# WORK REQUEST
List each line of the data that holds the word "JSON".

# RECORDS FOR THE EXERCISE

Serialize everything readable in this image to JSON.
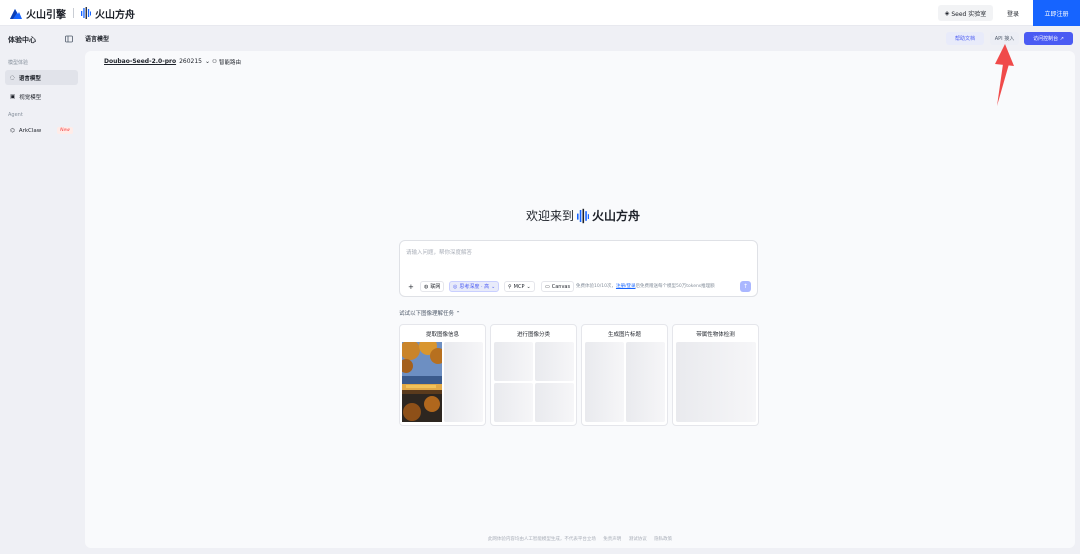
{
  "topbar": {
    "brand1": "火山引擎",
    "brand2": "火山方舟",
    "seed_label": "Seed 实验室",
    "login_label": "登录",
    "register_label": "立即注册"
  },
  "sidebar": {
    "title": "体验中心",
    "section1": "模型体验",
    "items": [
      {
        "label": "语言模型"
      },
      {
        "label": "视觉模型"
      }
    ],
    "section2": "Agent",
    "agent_item": {
      "label": "ArkClaw",
      "badge": "New"
    }
  },
  "header": {
    "page_title": "语言模型",
    "help_doc": "帮助文档",
    "api_access": "API 接入",
    "console": "访问控制台 ↗"
  },
  "model_bar": {
    "model_name": "Doubao-Seed-2.0-pro",
    "model_version": "260215",
    "smart_route": "智能路由"
  },
  "welcome": {
    "prefix": "欢迎来到",
    "brand": "火山方舟"
  },
  "chat": {
    "placeholder": "请输入问题，帮你深度解答",
    "tools": {
      "plus": "+",
      "web": "联网",
      "think": "思考深度 · 高",
      "mcp": "MCP",
      "canvas": "Canvas"
    },
    "hint_pre": "免费体验10/10次，",
    "hint_link": "注册/登录",
    "hint_post": "后免费赠送每个模型50万tokens推理额"
  },
  "tasks": {
    "title": "试试以下图像理解任务 ⌃",
    "cards": [
      {
        "label": "提取图像信息"
      },
      {
        "label": "进行图像分类"
      },
      {
        "label": "生成图片标题"
      },
      {
        "label": "带属性物体检测"
      }
    ]
  },
  "footer": {
    "notice": "此网体验内容均由人工智能模型生成，不代表平台立场",
    "disclaimer": "免责声明",
    "terms": "测试协议",
    "privacy": "隐私政策"
  },
  "colors": {
    "accent": "#1664ff",
    "console_button": "#4a5bf3",
    "arrow": "#f04a4a"
  }
}
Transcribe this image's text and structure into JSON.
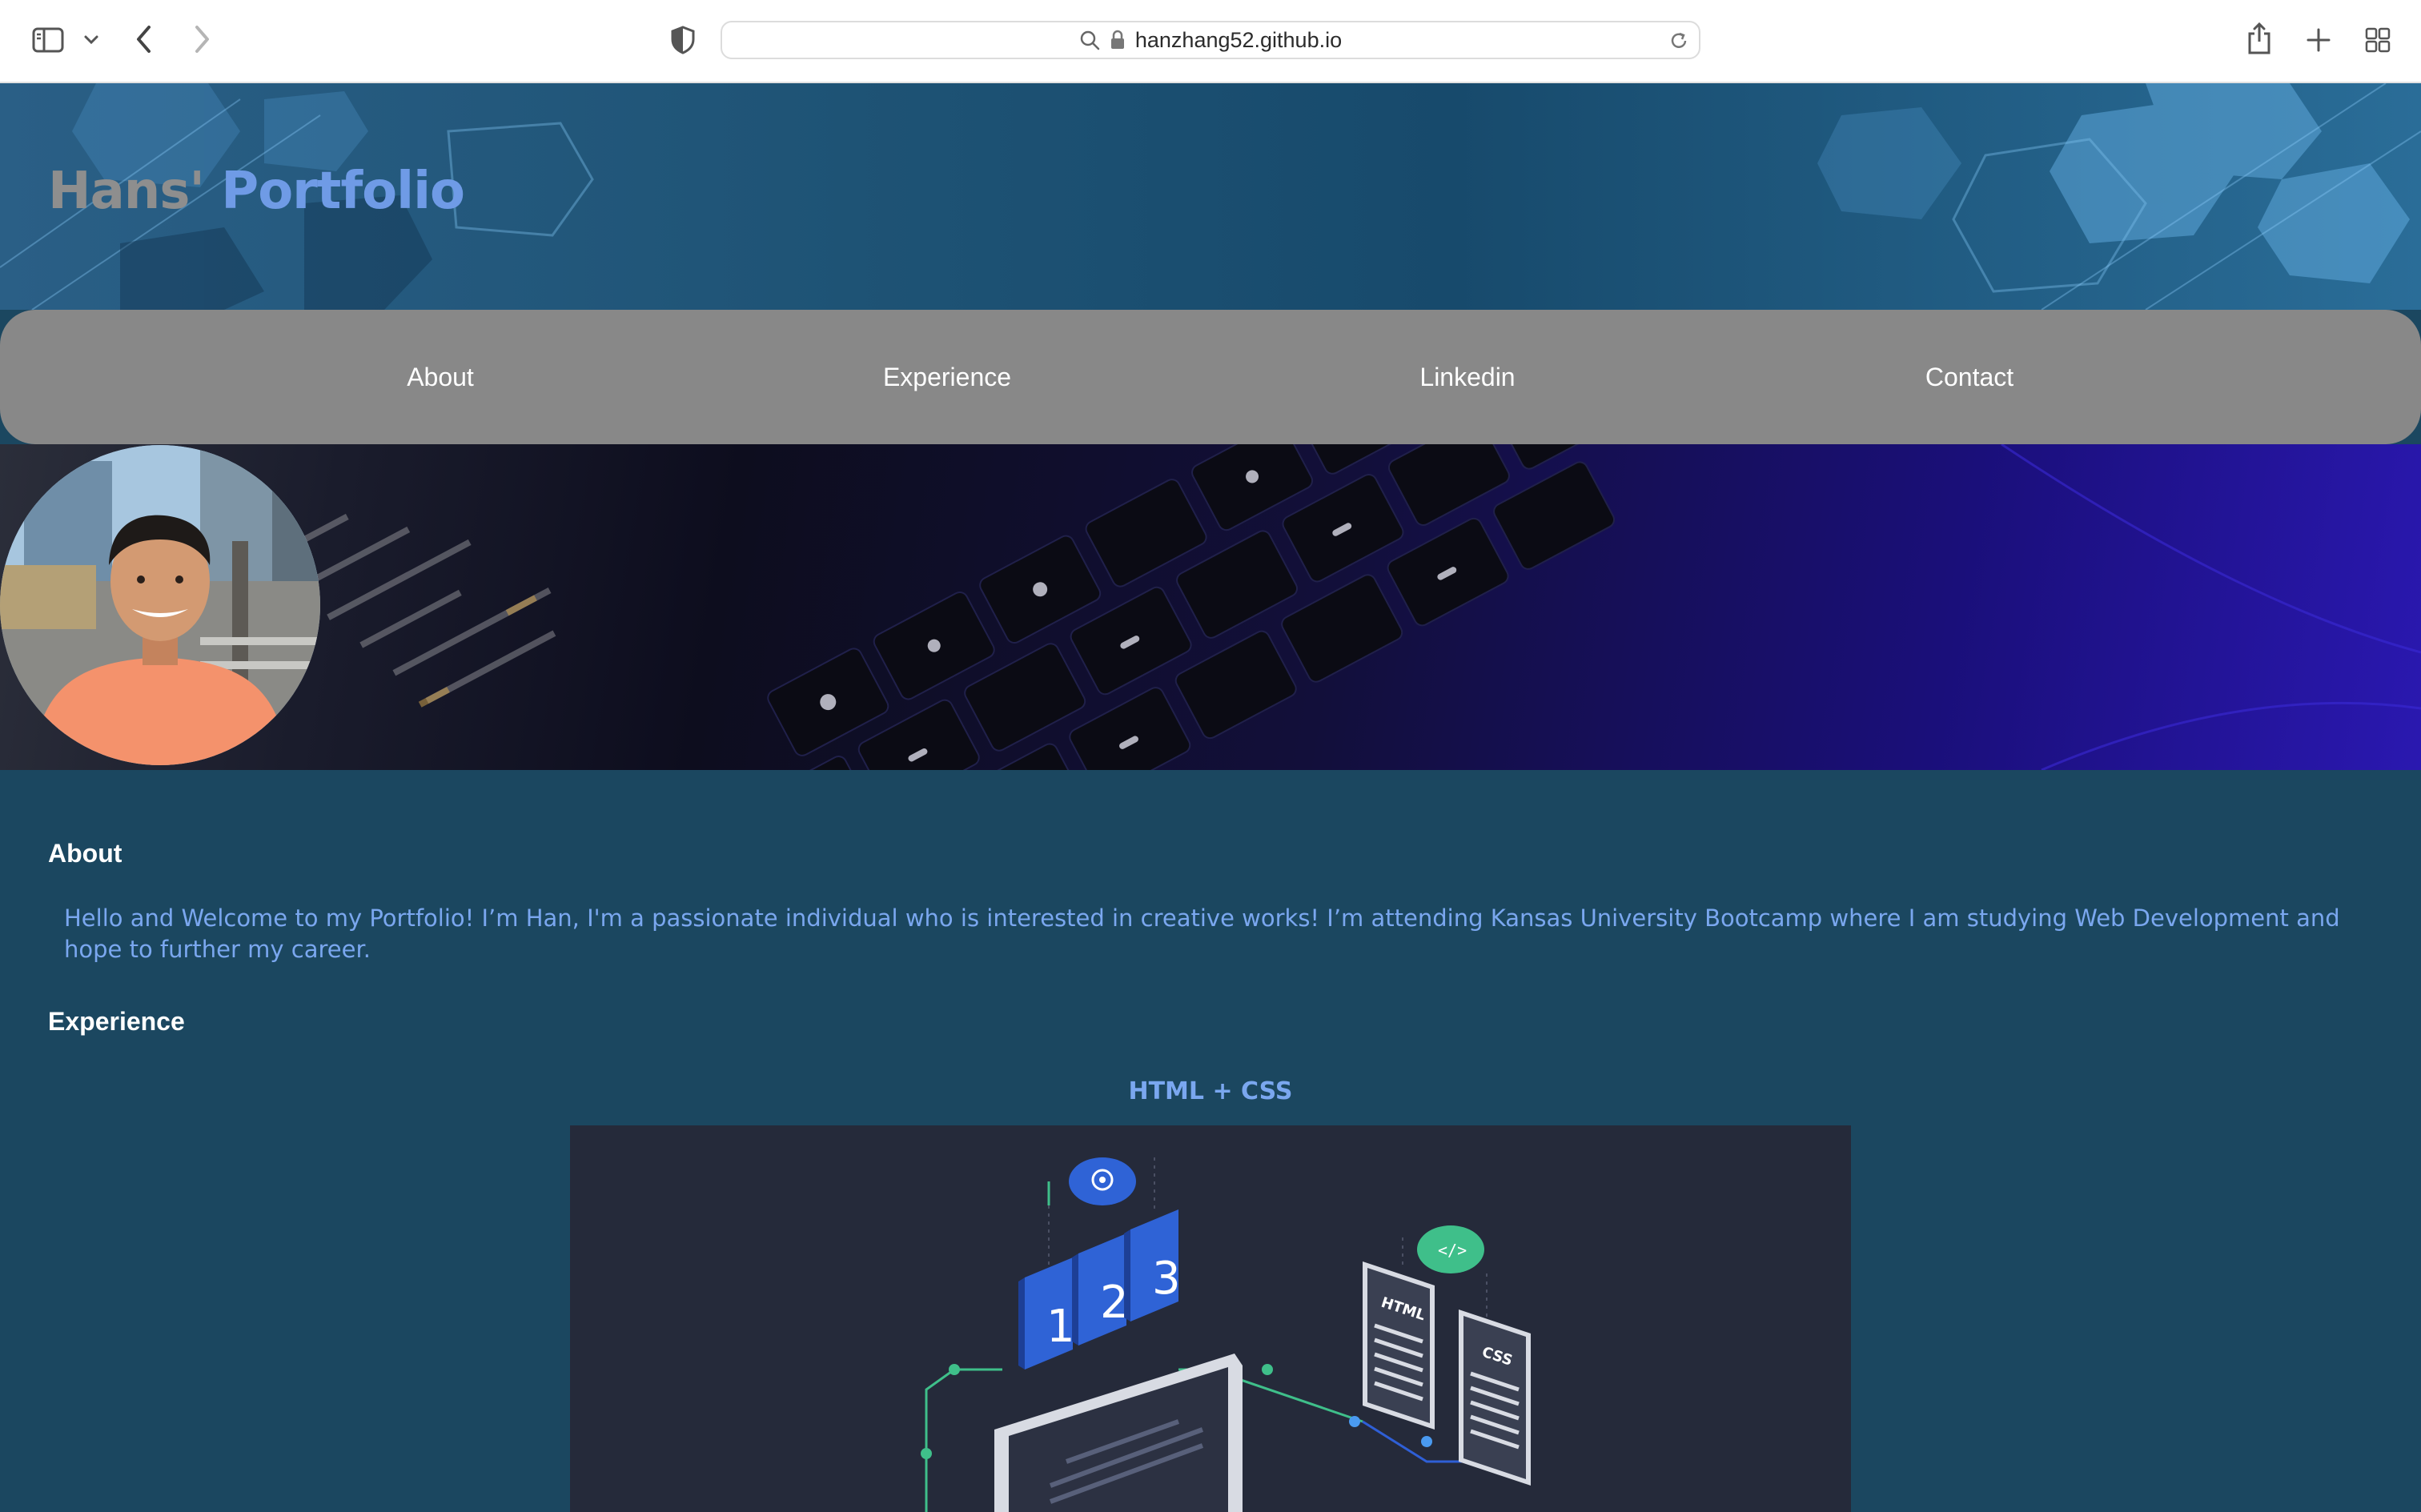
{
  "browser": {
    "url": "hanzhang52.github.io",
    "icons": [
      "sidebar-icon",
      "chevron-down-icon",
      "back-icon",
      "forward-icon",
      "privacy-shield-icon",
      "search-icon",
      "lock-icon",
      "reload-icon",
      "share-icon",
      "new-tab-icon",
      "tab-overview-icon"
    ]
  },
  "header": {
    "title_part1": "Hans'",
    "title_part2": "Portfolio"
  },
  "nav": {
    "items": [
      {
        "label": "About"
      },
      {
        "label": "Experience"
      },
      {
        "label": "Linkedin"
      },
      {
        "label": "Contact"
      }
    ]
  },
  "about": {
    "heading": "About",
    "text": "Hello and Welcome to my Portfolio! I’m Han, I'm a passionate individual who is interested in creative works! I’m attending Kansas University Bootcamp where I am studying Web Development and hope to further my career."
  },
  "experience": {
    "heading": "Experience",
    "cards": [
      {
        "title": "HTML + CSS",
        "image_labels": {
          "step1": "1",
          "step2": "2",
          "step3": "3",
          "doc1": "HTML",
          "doc2": "CSS",
          "code_tag": "</>"
        }
      }
    ]
  },
  "colors": {
    "page_bg": "#1b4760",
    "nav_bg": "#888888",
    "title_gray": "#8e8e8e",
    "title_blue": "#6f9be6",
    "link_blue": "#7aa7ef",
    "card_bg": "#252a3a"
  }
}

# RESPONSE
Serialize everything readable in this image to JSON.
Transcribe this image's text and structure into JSON.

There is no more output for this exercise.